Second image is the 3D Warehouse, an online open source digital library in which more than two million 3D models of all kinds of objects including buildings, natural features, toys, tools, machinery, etc. are accumulated. Some with high and some with lousy detail and articulation, some truthfully built as perfect replicas for a specific project while others disregarded, these digital readymades are the material ruins and debris of media accumulation. Similar to Hito Steyerl’s articulation of “poor images” that carry the formal residues of their digital circulation such as low-resolution or degradation, these models are equally “poor.” Since they are disposable and mutable, they complicate their own originality. They are the very residue of the digital.
When positioned next to one another, the coupling of plastic pile accumulating on the Henderson Island and the digital models piling within the 3D Warehouse not only present an important dilemma in relation to the accumulative nature of our post-digital and post-natural moment, but also suggest a collision of hierarchies and categories in one’s understanding of the planetary vs the quotidian. Can we think of architecture’s future architectural pedagogies through such collisions in which the planetary and the quotidian are one and of the same category? Can we re-boost architecture’s geo-cosmic effect by collapsing the presumed centers and peripheries of our discipline, by colliding its very outside with its very core interior? What questions of representation, materiality, and media would be relevant for such unexpected collisions?
This session welcomes methodologies of teaching and practice that radically collapse the disciplinary insides of architecture with its extreme outsides. Its main premise is to investigate alternative forms of environmental imagination within architecture through a renewed focus on questions of architectural specificity.

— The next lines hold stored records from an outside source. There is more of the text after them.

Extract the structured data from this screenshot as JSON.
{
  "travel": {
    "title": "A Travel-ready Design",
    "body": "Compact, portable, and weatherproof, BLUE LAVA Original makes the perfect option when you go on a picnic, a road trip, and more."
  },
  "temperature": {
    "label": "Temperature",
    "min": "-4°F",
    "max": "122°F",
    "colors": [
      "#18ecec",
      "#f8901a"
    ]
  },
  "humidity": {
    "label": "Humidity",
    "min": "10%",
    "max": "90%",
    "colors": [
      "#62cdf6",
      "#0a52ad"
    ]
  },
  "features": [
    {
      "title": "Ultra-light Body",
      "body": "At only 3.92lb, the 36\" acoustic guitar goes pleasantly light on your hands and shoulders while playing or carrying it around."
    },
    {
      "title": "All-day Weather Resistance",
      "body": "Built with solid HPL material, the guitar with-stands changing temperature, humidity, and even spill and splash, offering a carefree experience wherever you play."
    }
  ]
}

ACSA will offers an open sessions for projects that do not fit under Topic Sessions, but is consistent with the general theme of the conference, The Black Box: Articulating Architecture's Core in the Post-Digital Era. We encourage the submission of well-crafted projects on topics that explore a range of issues within architectural education and practice. The selected projects will be grouped according to overarching themes that emerge from the open call.